The value of Dreamers who are Doers
Galileo Galilei, a famous Italian scientist, championed the idea of heliocentrism, the idea the planets revolved around the sun. Pope Urban VIII had a geocentric view that the earth was the center of the universe. The public viewed him as a heretic and Galileo spent the rest of his life under house arrest.
In 1943 the chairmen of IBM, Tom Watson, stated “I think there is a world market, for maybe five computers.” Popular Mechanics stated in 1949 that “computers in the future may weigh more than 1.5 tons.” Steve Jobs built his first Apple III computer to which critics responded that it was poorly designed and due to poor ventilation, it crashed frequently.
Dreamers are those that have a unique vision to change the world. In a society that finds comfort in stability and routine, new knowledge if often critiqued harshly. Dreams are for those not based in reality is often spoken by the naysayers.
In 1915 a British Military leaders once commented “Caterpillar land ships are idiotic & useless. Those officers and men are wasting their time and are not pulling their weight in the war.” The land ship he was referring to was the first armored tank. A Yale management professor responded to a paper turned in by his student, Fred Smith, “The concept is interesting and well-formed, but in order to earn better than a ‘C’, the idea must be feasible.” His idea was an overnight delivery service. The company he founded based on this idea was Federal Express.

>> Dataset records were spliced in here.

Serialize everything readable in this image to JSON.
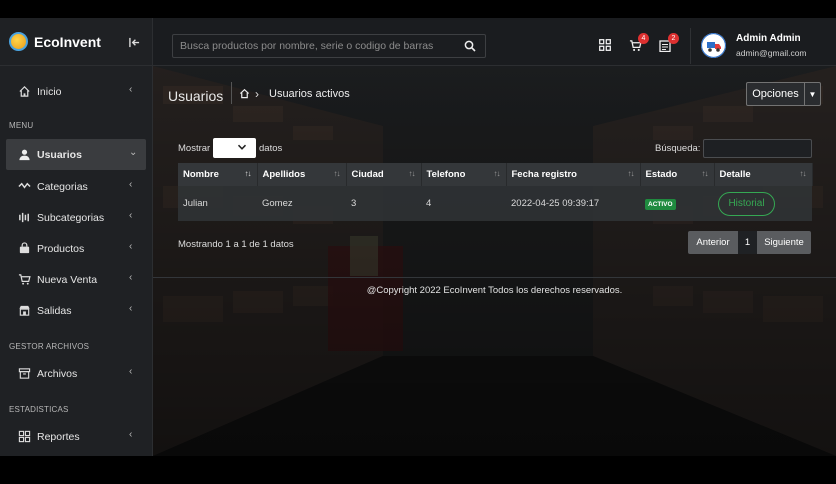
{
  "brand": {
    "name": "EcoInvent"
  },
  "sidebar": {
    "items_top": [
      {
        "label": "Inicio",
        "icon": "home-icon"
      }
    ],
    "section_menu": "MENU",
    "items_menu": [
      {
        "label": "Usuarios",
        "icon": "user-icon",
        "active": true
      },
      {
        "label": "Categorias",
        "icon": "activity-icon"
      },
      {
        "label": "Subcategorias",
        "icon": "equalizer-icon"
      },
      {
        "label": "Productos",
        "icon": "bag-icon"
      },
      {
        "label": "Nueva Venta",
        "icon": "cart-icon"
      },
      {
        "label": "Salidas",
        "icon": "store-icon"
      }
    ],
    "section_archivos": "GESTOR ARCHIVOS",
    "items_archivos": [
      {
        "label": "Archivos",
        "icon": "archive-icon"
      }
    ],
    "section_estadisticas": "ESTADISTICAS",
    "items_estadisticas": [
      {
        "label": "Reportes",
        "icon": "grid-icon"
      }
    ]
  },
  "topbar": {
    "search_placeholder": "Busca productos por nombre, serie o codigo de barras",
    "cart_badge": "4",
    "orders_badge": "2",
    "user_name": "Admin Admin",
    "user_email": "admin@gmail.com"
  },
  "page": {
    "title": "Usuarios",
    "breadcrumb_current": "Usuarios activos",
    "options_label": "Opciones"
  },
  "table": {
    "show_label": "Mostrar",
    "show_after": "datos",
    "search_label": "Búsqueda:",
    "columns": [
      "Nombre",
      "Apellidos",
      "Ciudad",
      "Telefono",
      "Fecha registro",
      "Estado",
      "Detalle"
    ],
    "rows": [
      {
        "nombre": "Julian",
        "apellidos": "Gomez",
        "ciudad": "3",
        "telefono": "4",
        "fecha": "2022-04-25 09:39:17",
        "estado": "ACTIVO",
        "detalle": "Historial"
      }
    ],
    "showing": "Mostrando 1 a 1 de 1 datos",
    "pager": {
      "prev": "Anterior",
      "page": "1",
      "next": "Siguiente"
    }
  },
  "footer": {
    "text": "@Copyright 2022 EcoInvent Todos los derechos reservados."
  },
  "colors": {
    "accent_green": "#36a853",
    "badge_red": "#dd3030",
    "active_status": "#1f8b3f"
  }
}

Dreamers that become doers have one thing in common, the ability to learn from failure and persist through those moments with new inspiration. Thomas Edison described this quality in his statement “If I find 10,000 ways something won’t work, I haven’t failed. I am not discouraged, because every wrong attempt discarded is another step forward.”
A young Italian named Gugliemo Marconi came up with the idea that he could send messages through the air without using wires. His friends, thinking he had lost his mind, took him into custody to be examined at a psychiatric hospital. He went on to be the father of the long distance radio transmitter and winner of the Nobel Prize in Physics in 1909.

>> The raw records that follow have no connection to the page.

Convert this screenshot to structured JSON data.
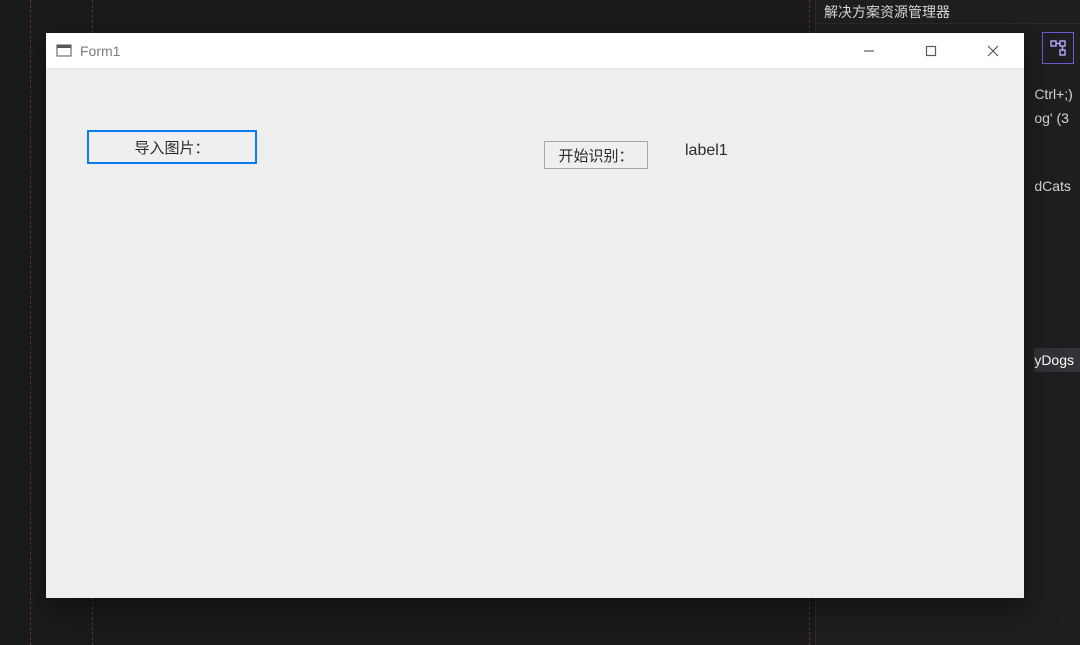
{
  "solution_explorer": {
    "title": "解决方案资源管理器",
    "fragments": {
      "shortcut": "Ctrl+;)",
      "item1": "og' (3",
      "item2": "dCats",
      "item3": "yDogs"
    }
  },
  "form_window": {
    "title": "Form1",
    "buttons": {
      "import_image": "导入图片：",
      "start_recognize": "开始识别："
    },
    "label1": "label1"
  }
}
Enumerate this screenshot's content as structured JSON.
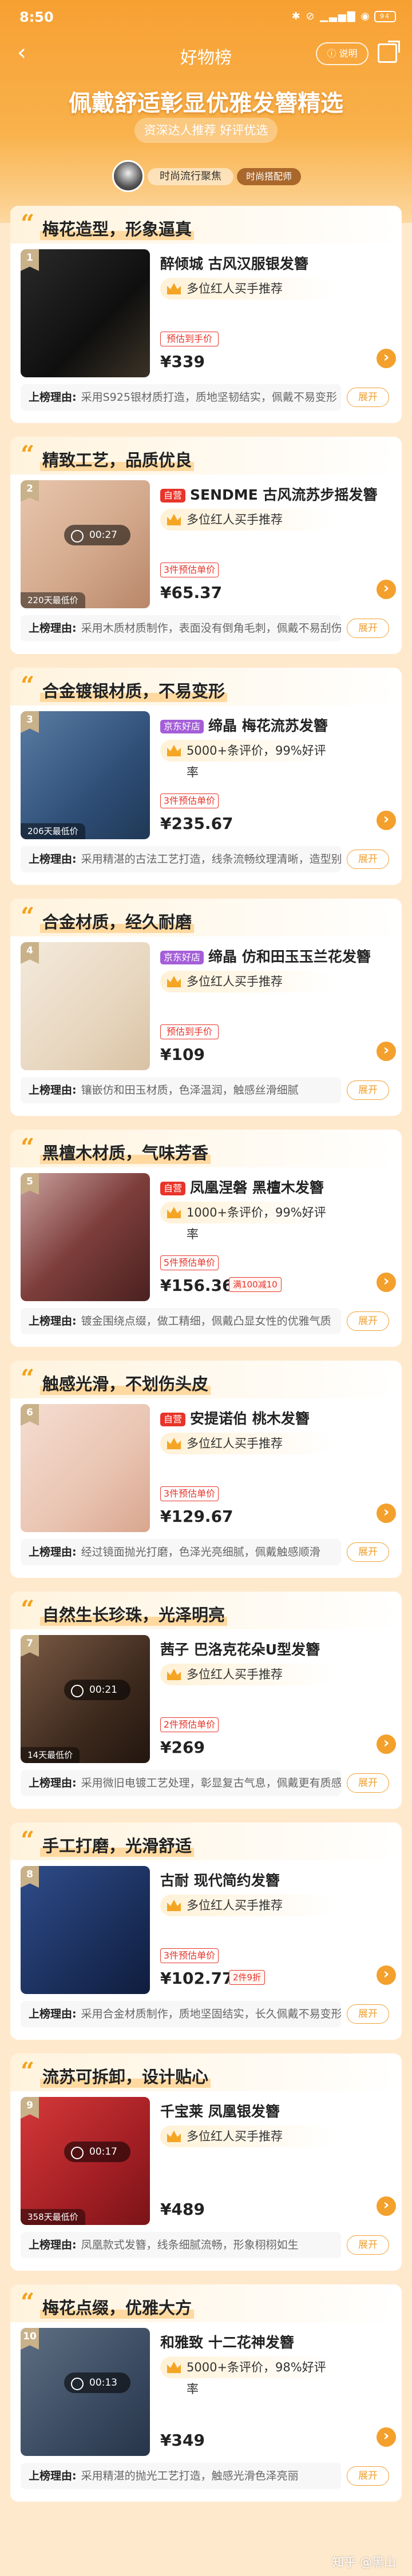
{
  "status_bar": {
    "time": "8:50",
    "right_icons": "✱ ⊘ ▁▃▅▇ ◉",
    "battery": "94"
  },
  "nav": {
    "title": "好物榜",
    "rules": "ⓘ 说明",
    "back_icon": "chevron-left-icon",
    "share_icon": "share-icon"
  },
  "banner": {
    "title": "佩戴舒适彰显优雅发簪精选",
    "subtitle": "资深达人推荐 好评优选",
    "source_name": "时尚流行聚焦",
    "source_tag": "时尚搭配师"
  },
  "items": [
    {
      "rank": "1",
      "headline": "梅花造型，形象逼真",
      "badge": "",
      "title": "醉倾城 古风汉服银发簪",
      "rec": "多位红人买手推荐",
      "price_tag": "预估到手价",
      "price": "¥339",
      "coupon": "",
      "play": "",
      "play_time": "",
      "reason": "采用S925银材质打造，质地坚韧结实，佩戴不易变形",
      "theme": "dark"
    },
    {
      "rank": "2",
      "headline": "精致工艺，品质优良",
      "badge": "自营",
      "title": "SENDME 古风流苏步摇发簪",
      "rec": "多位红人买手推荐",
      "price_tag": "3件预估单价",
      "price": "¥65.37",
      "coupon": "",
      "play": "▶",
      "play_time": "00:27",
      "play_count": "220天最低价",
      "reason": "采用木质材质制作，表面没有倒角毛刺，佩戴不易刮伤头皮",
      "theme": "wood"
    },
    {
      "rank": "3",
      "headline": "合金镀银材质，不易变形",
      "badge": "京东好店",
      "title": "缔晶 梅花流苏发簪",
      "rec": "5000+条评价，99%好评率",
      "price_tag": "3件预估单价",
      "price": "¥235.67",
      "coupon": "",
      "play": "",
      "play_time": "",
      "play_count": "206天最低价",
      "reason": "采用精湛的古法工艺打造，线条流畅纹理清晰，造型别致",
      "theme": "blue"
    },
    {
      "rank": "4",
      "headline": "合金材质，经久耐磨",
      "badge": "京东好店",
      "title": "缔晶 仿和田玉玉兰花发簪",
      "rec": "多位红人买手推荐",
      "price_tag": "预估到手价",
      "price": "¥109",
      "coupon": "",
      "play": "",
      "play_time": "",
      "play_count": "",
      "reason": "镶嵌仿和田玉材质，色泽温润，触感丝滑细腻",
      "theme": "cream"
    },
    {
      "rank": "5",
      "headline": "黑檀木材质，气味芳香",
      "badge": "自营",
      "title": "凤凰涅磐 黑檀木发簪",
      "rec": "1000+条评价，99%好评率",
      "price_tag": "5件预估单价",
      "price": "¥156.36",
      "coupon": "满100减10",
      "play": "",
      "play_time": "",
      "play_count": "",
      "reason": "镀金围绕点缀，做工精细，佩戴凸显女性的优雅气质",
      "theme": "purple"
    },
    {
      "rank": "6",
      "headline": "触感光滑，不划伤头皮",
      "badge": "自营",
      "title": "安提诺伯 桃木发簪",
      "rec": "多位红人买手推荐",
      "price_tag": "3件预估单价",
      "price": "¥129.67",
      "coupon": "",
      "play": "",
      "play_time": "",
      "play_count": "",
      "reason": "经过镜面抛光打磨，色泽光亮细腻，佩戴触感顺滑",
      "theme": "peach"
    },
    {
      "rank": "7",
      "headline": "自然生长珍珠，光泽明亮",
      "badge": "",
      "title": "茜子 巴洛克花朵U型发簪",
      "rec": "多位红人买手推荐",
      "price_tag": "2件预估单价",
      "price": "¥269",
      "coupon": "",
      "play": "▶",
      "play_time": "00:21",
      "play_count": "14天最低价",
      "reason": "采用微旧电镀工艺处理，彰显复古气息，佩戴更有质感",
      "theme": "brown"
    },
    {
      "rank": "8",
      "headline": "手工打磨，光滑舒适",
      "badge": "",
      "title": "古耐 现代简约发簪",
      "rec": "多位红人买手推荐",
      "price_tag": "3件预估单价",
      "price": "¥102.77",
      "coupon": "2件9折",
      "play": "",
      "play_time": "",
      "play_count": "",
      "reason": "采用合金材质制作，质地坚固结实，长久佩戴不易变形",
      "theme": "navy"
    },
    {
      "rank": "9",
      "headline": "流苏可拆卸，设计贴心",
      "badge": "",
      "title": "千宝莱 凤凰银发簪",
      "rec": "多位红人买手推荐",
      "price_tag": "",
      "price": "¥489",
      "coupon": "",
      "play": "▶",
      "play_time": "00:17",
      "play_count": "358天最低价",
      "reason": "凤凰款式发簪，线条细腻流畅，形象栩栩如生",
      "theme": "red"
    },
    {
      "rank": "10",
      "headline": "梅花点缀，优雅大方",
      "badge": "",
      "title": "和雅致 十二花神发簪",
      "rec": "5000+条评价，98%好评率",
      "price_tag": "",
      "price": "¥349",
      "coupon": "",
      "play": "▶",
      "play_time": "00:13",
      "play_count": "",
      "reason": "采用精湛的抛光工艺打造，触感光滑色泽亮丽",
      "theme": "slate"
    }
  ],
  "labels": {
    "reason_label": "上榜理由:",
    "expand": "展开",
    "arrow": "›"
  },
  "watermark": "知乎 @黑山",
  "colors": {
    "accent": "#f3a02d",
    "price_red": "#e8342a",
    "background": "#ffe9cd"
  }
}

Cody, Kristi, and their coworker came up with the idea of conducting unique and engaging science and engineering activities in a high energy atmosphere filled with music and staffed by college students. The idea was thought by many to be entertainment without sufficient educational content. The program has grown and now travels coast to coast, leaving students, teachers, and their parents seeing the world of science and engineering differently, filled with wonder, excitement, and possibility.
A man named David Sanders worked odd jobs as a youth such as farm hand and steam boat operator. As he grew older he opened a restaurant which failed due to its location. He was convinced he had a good recipe for chicken and went door to door trying to sell it. Someone finally invested in his idea and he opened his first Kentucky Fried Chicken restaurant at age 65.

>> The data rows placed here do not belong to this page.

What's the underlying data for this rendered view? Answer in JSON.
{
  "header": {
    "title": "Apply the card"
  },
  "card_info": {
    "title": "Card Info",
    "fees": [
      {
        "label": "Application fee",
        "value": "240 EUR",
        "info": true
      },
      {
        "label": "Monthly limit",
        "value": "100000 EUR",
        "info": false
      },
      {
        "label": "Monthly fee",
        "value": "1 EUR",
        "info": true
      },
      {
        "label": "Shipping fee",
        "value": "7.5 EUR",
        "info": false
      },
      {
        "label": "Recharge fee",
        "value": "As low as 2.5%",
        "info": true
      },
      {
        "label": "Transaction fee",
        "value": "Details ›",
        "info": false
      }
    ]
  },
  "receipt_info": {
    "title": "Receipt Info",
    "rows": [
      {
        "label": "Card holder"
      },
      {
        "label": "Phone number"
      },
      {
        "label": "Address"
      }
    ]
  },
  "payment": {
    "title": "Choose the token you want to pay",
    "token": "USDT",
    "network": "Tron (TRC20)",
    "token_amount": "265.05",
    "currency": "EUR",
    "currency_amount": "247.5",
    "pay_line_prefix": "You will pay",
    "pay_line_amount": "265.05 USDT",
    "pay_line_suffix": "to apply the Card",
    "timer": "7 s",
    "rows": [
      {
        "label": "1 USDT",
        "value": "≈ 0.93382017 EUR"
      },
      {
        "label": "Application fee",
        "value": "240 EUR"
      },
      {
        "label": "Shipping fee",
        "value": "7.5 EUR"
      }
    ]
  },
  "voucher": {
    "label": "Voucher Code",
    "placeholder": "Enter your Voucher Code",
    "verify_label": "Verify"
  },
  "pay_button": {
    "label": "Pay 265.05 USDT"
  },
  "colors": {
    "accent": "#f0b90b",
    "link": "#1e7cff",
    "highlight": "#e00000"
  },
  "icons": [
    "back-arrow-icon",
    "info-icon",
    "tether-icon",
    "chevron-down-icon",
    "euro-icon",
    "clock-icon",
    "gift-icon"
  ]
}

Einstein stated “we can’t solve problems using the same kind of thinking that created them.” Dreamers who are Doers change the world each day because they believe in possibilities and are dedicated to turning dreams into reality. Make sure you thank a dreamer today for what you will enjoy tomorrow!
Steve Patchin is the director of the Center for Pre-College Outreach at Michigan Technological University